Kresimir Cosic, the former Brigham Young University Cougar basketball star named this fall as deputy ambassador to the United States for the newly independent nation of Croatia, never intended to enter the diplomatic arena. Yet, he says, the playing fields for basketball and politics are remarkably similar.
"If it weren't for the war," says Cosic, who played for coach Stan Watts during the early 1970s and then became a national hero in Yugoslavia both as a player and a coach, "diplomatic life would be much easier than basketball life - speaking as a coach, that is. But that's not true now. It would be. I think it really would be if it just weren't for the war."Slumped over, elbows resting on his knees, Cosic does not appear to be the 6 foot 11 inches he is. Keeping up with an exhausting schedule, he looks but does not sound tired.
He is still, by anyone's terms, a national hero in his native land.
Once thought of as the "clown prince of basketball" while at BYU, Cosic is remembered for his 20-foot hooks and his Harlem Globetrotter-like antics. From BYU, he went on to become the center for the Yugoslavian Olympic team, reaping two silver medals and one gold. He then gained fame as a coach who had an uncanny ability to turn good players, like Toni Kukoc, Dino Radja and Vlade Divac into world-class athletes.
But did he ever see himself in the position of deputy ambassador? After all, how does one go from being a college basketball star, to an Olympic hero, to a renowned coach, to a government diplomat?
"Being a coach is probably the best political experience I could have had," Cosic explains. "As a coach for a national team in a communist country, you are constantly working on relations with all different segments. As a player you can only be suppressed to a point, but a coach must balance most of the needs - and it is almost impossible to satisfy everyone's interests."
It also helped that he was well-traveled and had lived in the United States. Plus, he was not a member of the Communist Party. "I had never wanted to be a member of the party," Cosic recalls. "The only organization I ever joined in my life was the church. (He was baptized a member of the LDS Church in 1971.)
"After the elections, many of our leaders had to be ruled out. We also realized that America, next to Croatia, was the most important place we could be. It was then I was asked to come here on a visit to help secure diplomatic representation for Croatia."
For Cosic and his countrymen, the trouble in the Balkans is much more than just a rekindling of old animosities kept under control by Communist rule. It is the chance for Croatia to become a new democracy.

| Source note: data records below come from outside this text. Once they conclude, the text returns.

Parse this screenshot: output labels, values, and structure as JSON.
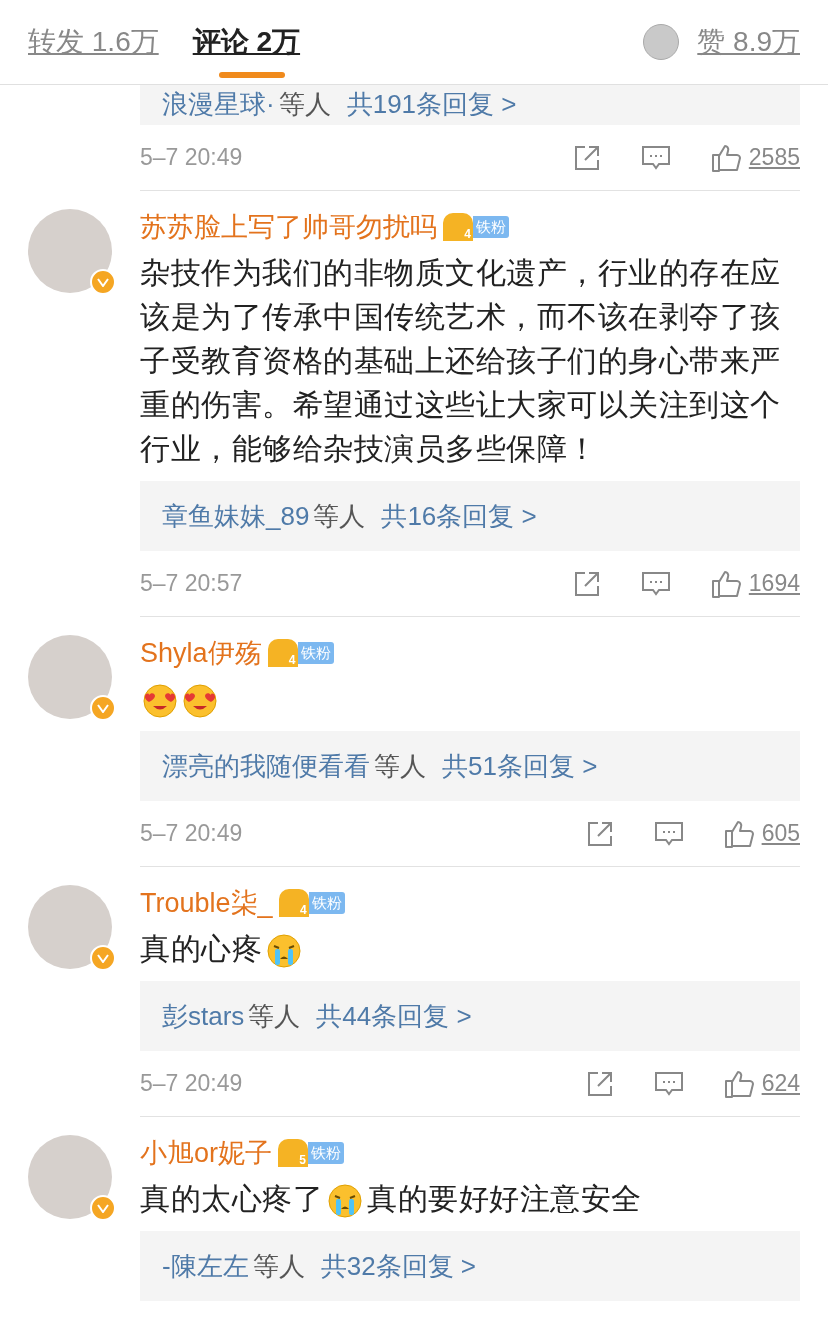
{
  "tabs": [
    {
      "label": "转发 1.6万",
      "selected": false
    },
    {
      "label": "评论 2万",
      "selected": true
    }
  ],
  "likes_tab": {
    "label": "赞 8.9万"
  },
  "partial_thread": {
    "replies": {
      "users": "浪漫星球·",
      "others": "等人",
      "count": "共191条回复 >"
    },
    "time": "5–7 20:49",
    "likes": "2585"
  },
  "comments": [
    {
      "name": "苏苏脸上写了帅哥勿扰吗",
      "verified": true,
      "badge_level": "4",
      "fan_label": "铁粉",
      "body": [
        {
          "kind": "text",
          "text": "杂技作为我们的非物质文化遗产，行业的存在应该是为了传承中国传统艺术，而不该在剥夺了孩子受教育资格的基础上还给孩子们的身心带来严重的伤害。希望通过这些让大家可以关注到这个行业，能够给杂技演员多些保障！"
        }
      ],
      "replies": {
        "users": "章鱼妹妹_89",
        "others": "等人",
        "count": "共16条回复 >"
      },
      "time": "5–7 20:57",
      "likes": "1694"
    },
    {
      "name": "Shyla伊殇",
      "verified": true,
      "badge_level": "4",
      "fan_label": "铁粉",
      "body": [
        {
          "kind": "love_emoji"
        },
        {
          "kind": "love_emoji"
        }
      ],
      "replies": {
        "users": "漂亮的我随便看看",
        "others": "等人",
        "count": "共51条回复 >"
      },
      "time": "5–7 20:49",
      "likes": "605"
    },
    {
      "name": "Trouble柒_",
      "verified": true,
      "badge_level": "4",
      "fan_label": "铁粉",
      "body": [
        {
          "kind": "text",
          "text": "真的心疼"
        },
        {
          "kind": "cry_emoji"
        }
      ],
      "replies": {
        "users": "彭stars",
        "others": "等人",
        "count": "共44条回复 >"
      },
      "time": "5–7 20:49",
      "likes": "624"
    },
    {
      "name": "小旭or妮子",
      "verified": true,
      "badge_level": "5",
      "fan_label": "铁粉",
      "body": [
        {
          "kind": "text",
          "text": "真的太心疼了"
        },
        {
          "kind": "cry_emoji"
        },
        {
          "kind": "text",
          "text": "真的要好好注意安全"
        }
      ],
      "replies": {
        "users": "-陳左左",
        "others": "等人",
        "count": "共32条回复 >"
      }
    }
  ]
}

To blame the fall of communism on the recent bloodshed - or even to acknowledge that the area was certainly better off under Communist rule - is absurd, Cosic says, but something he has heard before.
"To draw such a comparison," he says, "is like saying that the United States would have been better off under the British empire because then there would have never been the Civil War."
While in Washington, Cosic also heard - and still hears - considerable criticism about how his country is attempting democracy. Instead of becoming defensive, however, he is learning from his critics.
"We are very aware that our country is not up to U.S. standards. Our understanding of the West and of democracy is very broad. We have never done this before, and we are just learning. What I am here to ask is that we not be judged by our first steps.
"The problem is that the structure we had under communism fell very quickly," he adds. "It was like someone opened all the cages in the zoo, and the animals, who had always been fed, were told to take care of themselves. So to say now that people were happier under communism - well, maybe so. But they were also in cages in a zoo."
In his initial visit, Cosic found a sympathetic ear in Sen. Orrin Hatch (R-Utah). They had met earlier on Hatch's trips to the former Yugoslavia.
"He was one person who understood what was happening with Croatia. He was there before the elections, and I had a chance to visit with him."
With Hatch's guidance, Cosic secured diplomatic representation. Thinking his job was then done, he returned home only to be asked to return to Washington again - this time with a title.
Under communism, he says, his philosophy had been to be "as good and as honest a man as I could - but to stay on the sidelines." Now, he is asked to move from that safe post. "For me, as well as most of the people in Croatia," Cosic says, "we have come to realize that we can no longer stay on the sidelines and let somebody else run our lives. Because then you wake up and somebody can come in your house and kill you and your family."
"We didn't want this war," he says, "but once it started, we knew we could not give up. That is the spirit of our people. Look at our basketball players. They are the best - next to those in the United States. This is why the United States needs to ask us for more of its information about what is happening over there. People in Washington are looking at statistics and not at emotions. The war, despite what we might hope for, is not going to be over soon. The big fat lady can sing all she wants, but the war will not be over."
Cosic's parents and sister live in his boyhood city of Zadar (on the Adriatic coast), which has been under heavy fire. Like anyone from Croatia, he is concerned for them. His wife, Ljerka, and their two daughters, Ana and Iva, live in Zagreb and will join Cosic after the birth of their third child.
The cold winter ahead, he believes, will not offer relief from the shelling. If there is a cease fire, it will be like all the rest, he says, "merely time outs."
In the midst of all of this, however, progress is being made, says Cosic. A winning game plan - for peace - is being sought.